Study published: Effects on heart rate viability with the treatment of brain stimulation


In a study recently published in the Upsala Journal of Medical Science, the researchers investigate the effects on heart rate viability (HRV) when treating patients with depressive episodes with magnetic brain stimulation. The authors found that the treatment had no effects on HRV.Heart rate monitor

It is common for patients with depression to have low levels of HRV as an outcome of psychosocial or lifestyle factors. This could mean a correlation between HRV and symptom changes in depression. However, it has been proven that antidepressant can change HRV, which makes the correlation between HRV and depression symptoms unreliable.

A non-pharmacological treatment for depression is magnetic brain stimulation. In the study, the researchers investigate the correlation between symptom changes in depression and changes in HRV when patients are treated with magnetic brain stimulation. The authors also examine if symptom changes can be predicted with HRV. 49 patients participated in the study.

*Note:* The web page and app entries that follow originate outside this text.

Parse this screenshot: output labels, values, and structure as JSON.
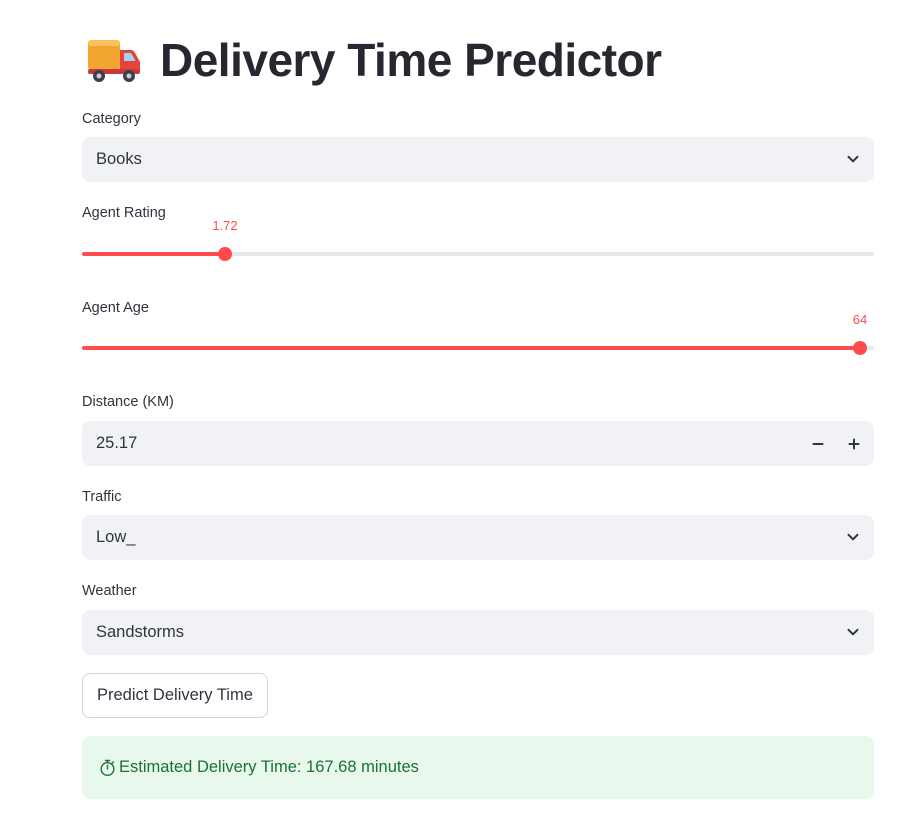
{
  "header": {
    "icon": "delivery-truck-icon",
    "title": "Delivery Time Predictor"
  },
  "category": {
    "label": "Category",
    "selected": "Books",
    "icon": "chevron-down-icon"
  },
  "agent_rating": {
    "label": "Agent Rating",
    "value": "1.72",
    "fraction": 0.18
  },
  "agent_age": {
    "label": "Agent Age",
    "value": "64",
    "fraction": 0.982
  },
  "distance": {
    "label": "Distance (KM)",
    "value": "25.17",
    "decrement_icon": "minus-icon",
    "increment_icon": "plus-icon"
  },
  "traffic": {
    "label": "Traffic",
    "selected": "Low_",
    "icon": "chevron-down-icon"
  },
  "weather": {
    "label": "Weather",
    "selected": "Sandstorms",
    "icon": "chevron-down-icon"
  },
  "predict_button": {
    "label": "Predict Delivery Time"
  },
  "result": {
    "icon": "stopwatch-icon",
    "text": "Estimated Delivery Time: 167.68 minutes"
  },
  "colors": {
    "accent": "#ff4b4b",
    "input_bg": "#f0f2f6",
    "success_bg": "#e9f8ec",
    "success_text": "#177233"
  }
}
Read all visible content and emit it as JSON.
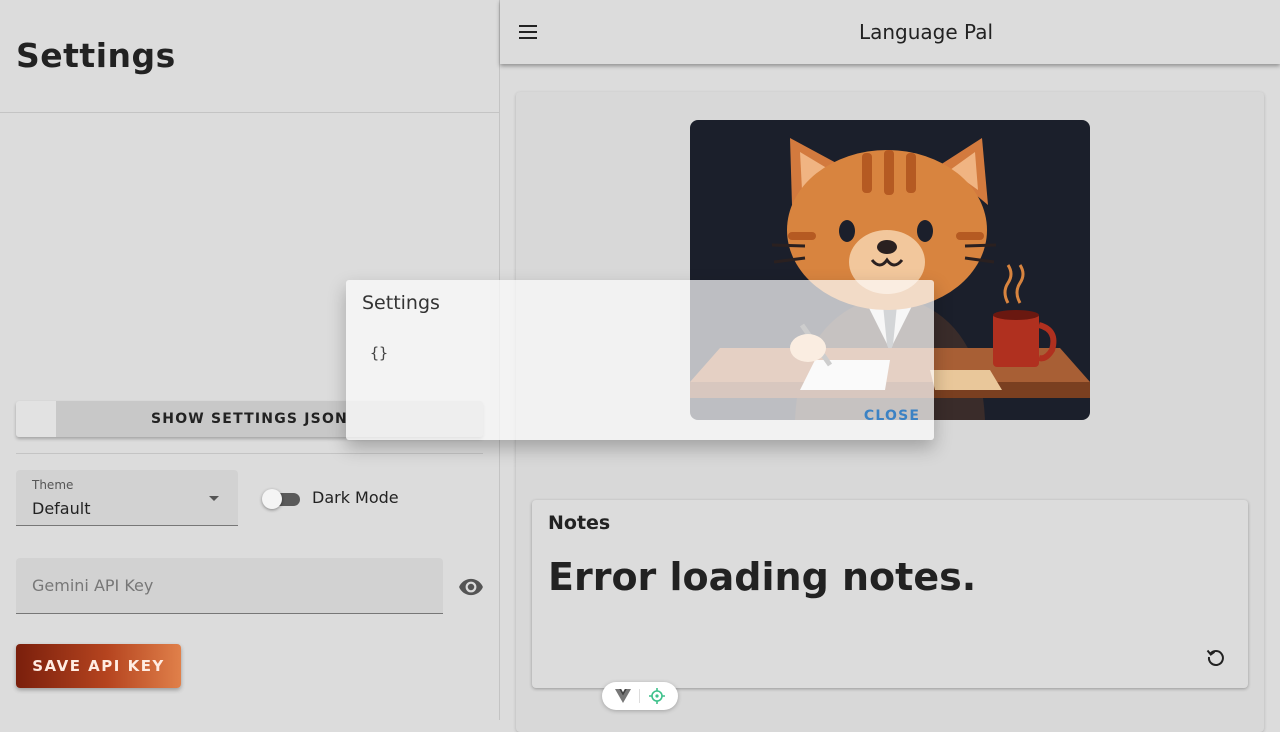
{
  "drawer": {
    "title": "Settings",
    "show_json_label": "SHOW SETTINGS JSON",
    "theme": {
      "label": "Theme",
      "value": "Default"
    },
    "dark_mode": {
      "label": "Dark Mode",
      "enabled": false
    },
    "api_key": {
      "placeholder": "Gemini API Key",
      "value": ""
    },
    "save_label": "SAVE API KEY"
  },
  "header": {
    "title": "Language Pal",
    "menu_icon": "menu-icon"
  },
  "notes": {
    "title": "Notes",
    "message": "Error loading notes.",
    "refresh_icon": "refresh-icon"
  },
  "modal": {
    "title": "Settings",
    "json_text": "{}",
    "close_label": "CLOSE"
  },
  "devtools": {
    "icons": [
      "vue-icon",
      "target-icon"
    ]
  },
  "colors": {
    "accent_blue": "#3b82c4",
    "save_gradient_start": "#7a1f0c",
    "save_gradient_end": "#e0804a",
    "cat_background": "#1b1f2b"
  }
}
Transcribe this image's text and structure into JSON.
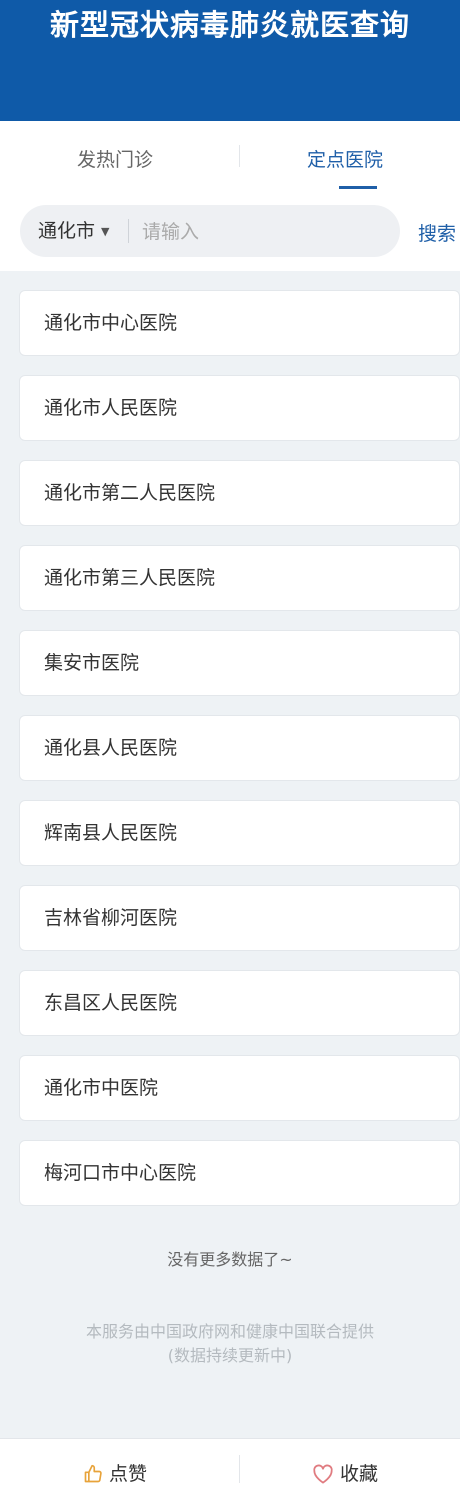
{
  "header": {
    "title": "新型冠状病毒肺炎就医查询"
  },
  "tabs": [
    {
      "label": "发热门诊"
    },
    {
      "label": "定点医院"
    }
  ],
  "search": {
    "city": "通化市",
    "placeholder": "请输入",
    "value": "",
    "button_label": "搜索"
  },
  "hospitals": [
    "通化市中心医院",
    "通化市人民医院",
    "通化市第二人民医院",
    "通化市第三人民医院",
    "集安市医院",
    "通化县人民医院",
    "辉南县人民医院",
    "吉林省柳河医院",
    "东昌区人民医院",
    "通化市中医院",
    "梅河口市中心医院"
  ],
  "no_more_text": "没有更多数据了~",
  "provider": {
    "line1": "本服务由中国政府网和健康中国联合提供",
    "line2": "(数据持续更新中)"
  },
  "footer": {
    "like_label": "点赞",
    "favorite_label": "收藏"
  },
  "colors": {
    "brand": "#0f5aa8",
    "accent": "#1f5fa8",
    "like_icon": "#e8a33a",
    "favorite_icon": "#e07b80"
  }
}
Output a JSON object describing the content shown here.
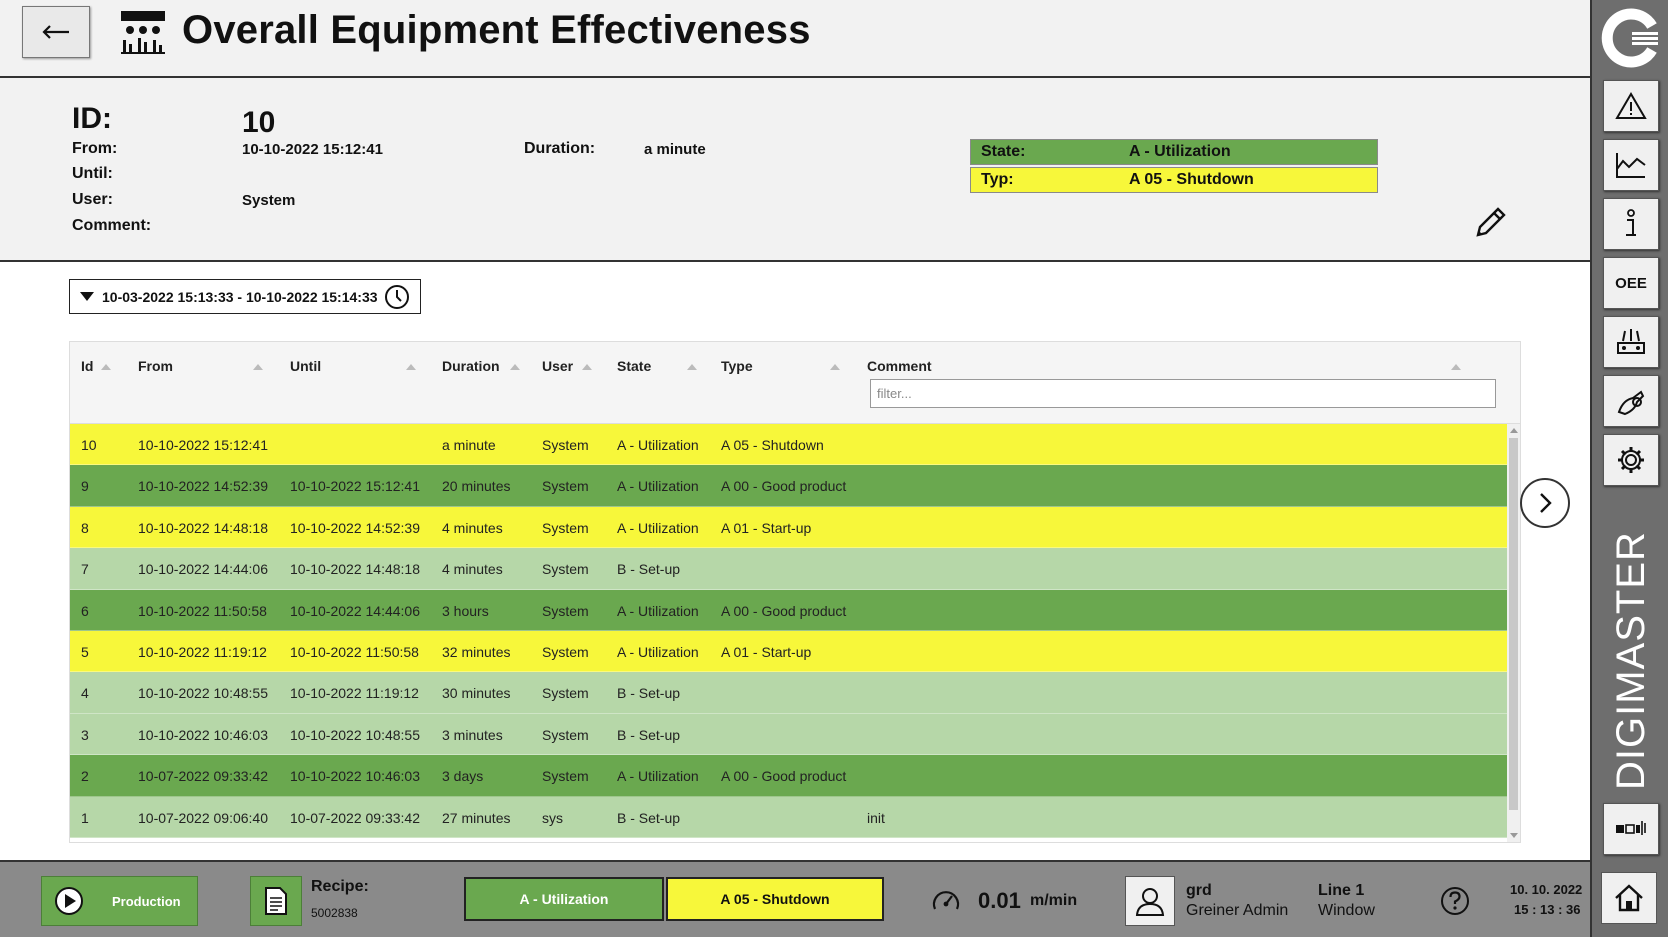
{
  "header": {
    "title": "Overall Equipment Effectiveness",
    "back_icon": "arrow-left-icon",
    "app_icon": "oee-machine-icon"
  },
  "detail": {
    "id_label": "ID:",
    "id_value": "10",
    "from_label": "From:",
    "from_value": "10-10-2022 15:12:41",
    "until_label": "Until:",
    "until_value": "",
    "user_label": "User:",
    "user_value": "System",
    "comment_label": "Comment:",
    "comment_value": "",
    "duration_label": "Duration:",
    "duration_value": "a minute",
    "state_label": "State:",
    "state_value": "A - Utilization",
    "typ_label": "Typ:",
    "typ_value": "A 05 - Shutdown",
    "edit_icon": "pencil-icon"
  },
  "date_range": {
    "value": "10-03-2022 15:13:33 - 10-10-2022 15:14:33",
    "icon": "clock-icon"
  },
  "table": {
    "columns": [
      "Id",
      "From",
      "Until",
      "Duration",
      "User",
      "State",
      "Type",
      "Comment"
    ],
    "filter_placeholder": "filter...",
    "rows": [
      {
        "id": "10",
        "from": "10-10-2022 15:12:41",
        "until": "",
        "duration": "a minute",
        "user": "System",
        "state": "A - Utilization",
        "type": "A 05 - Shutdown",
        "comment": "",
        "color": "#f7f73a"
      },
      {
        "id": "9",
        "from": "10-10-2022 14:52:39",
        "until": "10-10-2022 15:12:41",
        "duration": "20 minutes",
        "user": "System",
        "state": "A - Utilization",
        "type": "A 00 - Good product",
        "comment": "",
        "color": "#6aa84f"
      },
      {
        "id": "8",
        "from": "10-10-2022 14:48:18",
        "until": "10-10-2022 14:52:39",
        "duration": "4 minutes",
        "user": "System",
        "state": "A - Utilization",
        "type": "A 01 - Start-up",
        "comment": "",
        "color": "#f7f73a"
      },
      {
        "id": "7",
        "from": "10-10-2022 14:44:06",
        "until": "10-10-2022 14:48:18",
        "duration": "4 minutes",
        "user": "System",
        "state": "B - Set-up",
        "type": "",
        "comment": "",
        "color": "#b6d7a8"
      },
      {
        "id": "6",
        "from": "10-10-2022 11:50:58",
        "until": "10-10-2022 14:44:06",
        "duration": "3 hours",
        "user": "System",
        "state": "A - Utilization",
        "type": "A 00 - Good product",
        "comment": "",
        "color": "#6aa84f"
      },
      {
        "id": "5",
        "from": "10-10-2022 11:19:12",
        "until": "10-10-2022 11:50:58",
        "duration": "32 minutes",
        "user": "System",
        "state": "A - Utilization",
        "type": "A 01 - Start-up",
        "comment": "",
        "color": "#f7f73a"
      },
      {
        "id": "4",
        "from": "10-10-2022 10:48:55",
        "until": "10-10-2022 11:19:12",
        "duration": "30 minutes",
        "user": "System",
        "state": "B - Set-up",
        "type": "",
        "comment": "",
        "color": "#b6d7a8"
      },
      {
        "id": "3",
        "from": "10-10-2022 10:46:03",
        "until": "10-10-2022 10:48:55",
        "duration": "3 minutes",
        "user": "System",
        "state": "B - Set-up",
        "type": "",
        "comment": "",
        "color": "#b6d7a8"
      },
      {
        "id": "2",
        "from": "10-07-2022 09:33:42",
        "until": "10-10-2022 10:46:03",
        "duration": "3 days",
        "user": "System",
        "state": "A - Utilization",
        "type": "A 00 - Good product",
        "comment": "",
        "color": "#6aa84f"
      },
      {
        "id": "1",
        "from": "10-07-2022 09:06:40",
        "until": "10-07-2022 09:33:42",
        "duration": "27 minutes",
        "user": "sys",
        "state": "B - Set-up",
        "type": "",
        "comment": "init",
        "color": "#b6d7a8"
      }
    ]
  },
  "sidebar": {
    "logo": "greiner-logo-icon",
    "brand": "DIGIMASTER",
    "buttons": [
      "warning-icon",
      "chart-icon",
      "info-icon",
      "oee-icon",
      "machine-icon",
      "service-icon",
      "settings-icon",
      "line-overview-icon"
    ],
    "oee_label": "OEE"
  },
  "statusbar": {
    "production_label": "Production",
    "recipe_label": "Recipe:",
    "recipe_value": "5002838",
    "state": "A - Utilization",
    "type": "A 05 - Shutdown",
    "speed_value": "0.01",
    "speed_unit": "m/min",
    "user_name": "grd",
    "user_role": "Greiner Admin",
    "line_name": "Line 1",
    "line_window": "Window",
    "date": "10. 10. 2022",
    "time": "15 : 13 : 36"
  },
  "colors": {
    "utilization_green": "#6aa84f",
    "setup_light_green": "#b6d7a8",
    "shutdown_yellow": "#f7f73a"
  }
}
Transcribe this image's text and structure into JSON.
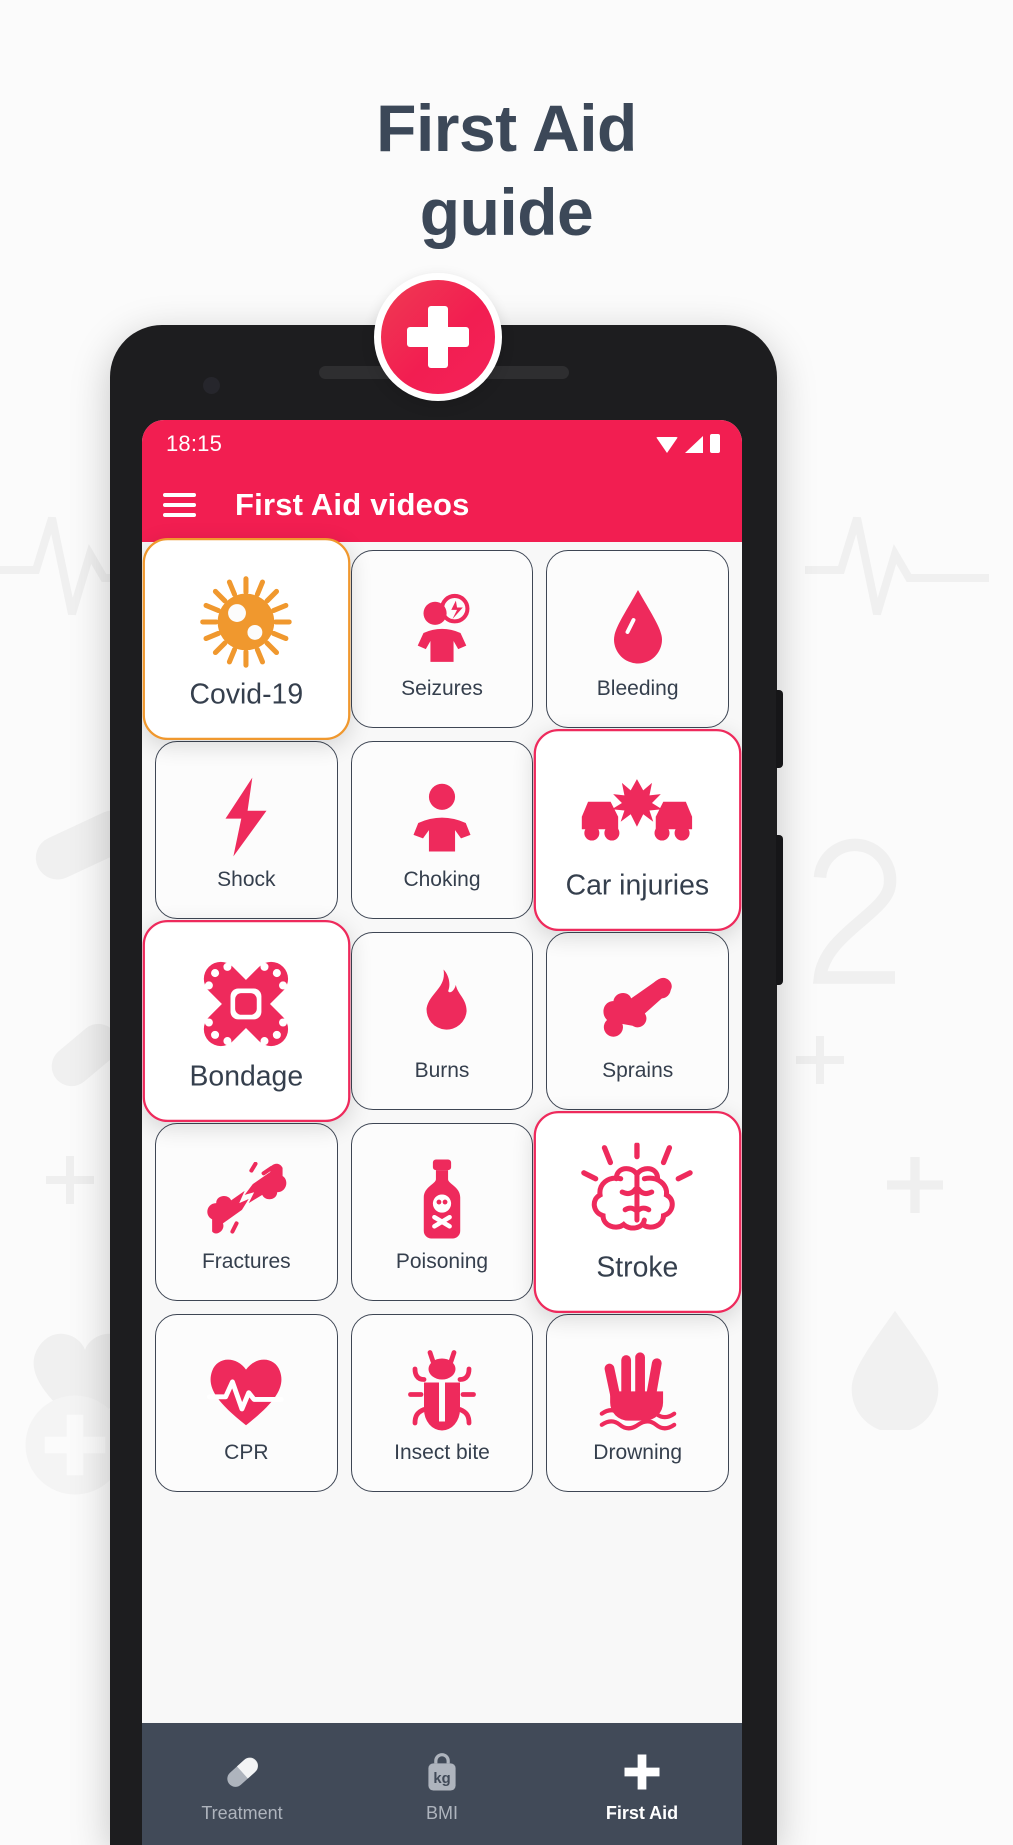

The researchers did not find a correlation between changes in HRV and symptom changes. Neither could they see that HRV could be used as a predictor for treatment response. The authors draw the conclusion that more research is needed before HRV can be an acceptable predictor in depression treatment.

Read the full article ’No effects on heart rate variability in depression after treatment with dorsomedial prefrontal intermittent theta burst stimulation’. It is written by Johan Bengtsson, Erik Olsson, Jonas Persson, and Robert Bodén.

News archive

Last modified: 2023-03-24